In our time with VPNCity the Mac app was serviceable, but there was one weird glitch. Whenever we used the search bar to find a country location, the app immediately went blank, and the list wouldn’t return unless we rebooted. We asked the company about this, and a representative said this was a bug unique to macOS Catalina, which has since been fixed.
VPNCity covers 33 country locations listed alphabetically, and it has more than 3,000 servers, which is a generous number to cover those 33 countries.
In our tests, VPNCity maintained about 27 percent of the base speed using five different global locations. That’s an acceptable result but nothing to get excited about. Speeds were good enough in the U.S., UK, and Germany for most uses, including gaming and video streaming.
One year of VPNCity costs $48, or you can get two years for $71.76. Those are both excellent prices and a fair value proposition, especially with Netflix support thrown in. In addition to the two yearly packages, there’s a six-month package for $35.94—definitely not worth it since you can get two years for about double the price. Then there’s the usual month-to-month subscription at $10.
VPNCity acccepts credit cards, PayPal, AliPay, and cryptocurrencies via Coingate. To sign up for VPNCity you need to supply an email address.
Editor’s Note: Because online services are often iterative, gaining new features and performance improvements over time, this review is subject to change in order to accurately reflect the current state of the service. Any changes to text or our final review verdict will be noted at the top of this article.
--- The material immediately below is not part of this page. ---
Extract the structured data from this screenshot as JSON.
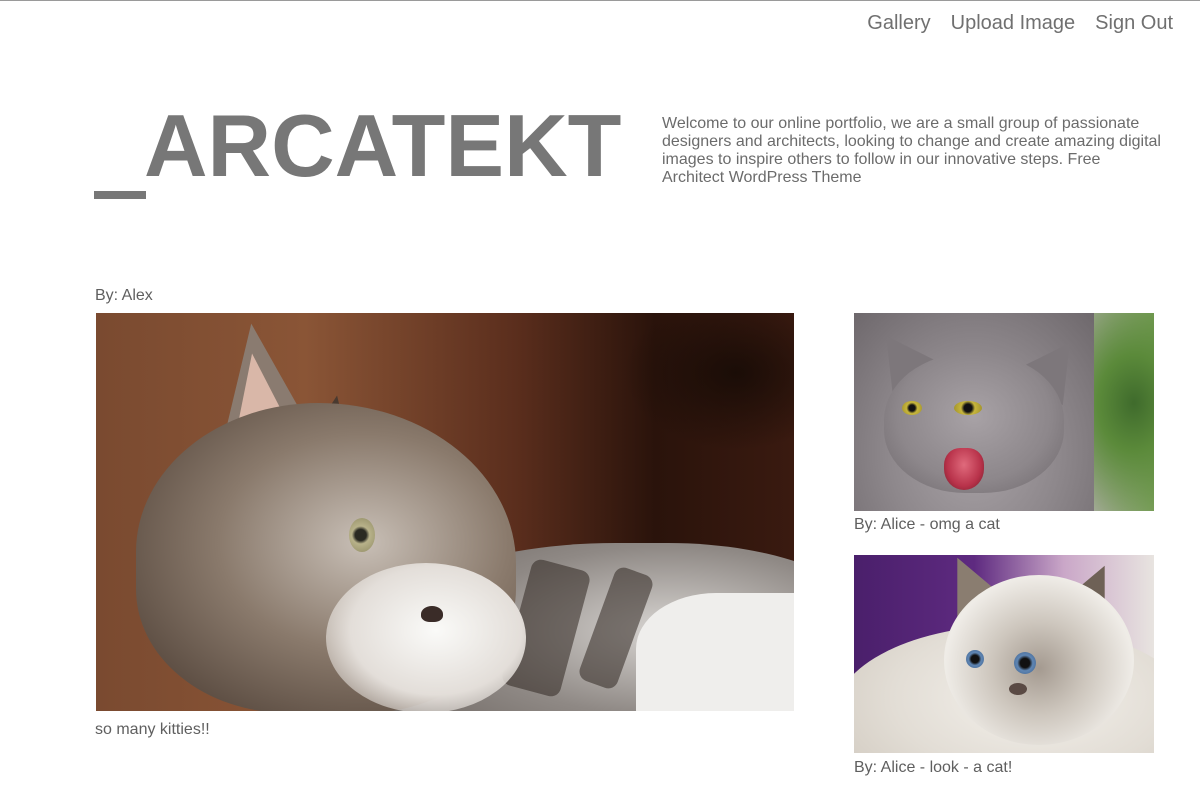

Ian is an independent writer based in Israel who has never met a tech subject he didn't like. He primarily covers Windows, PC and gaming hardware, video and music streaming services, social networks, and browsers. When he's not covering the news he's working on how-to tips for PC users, or tuning his eGPU setup.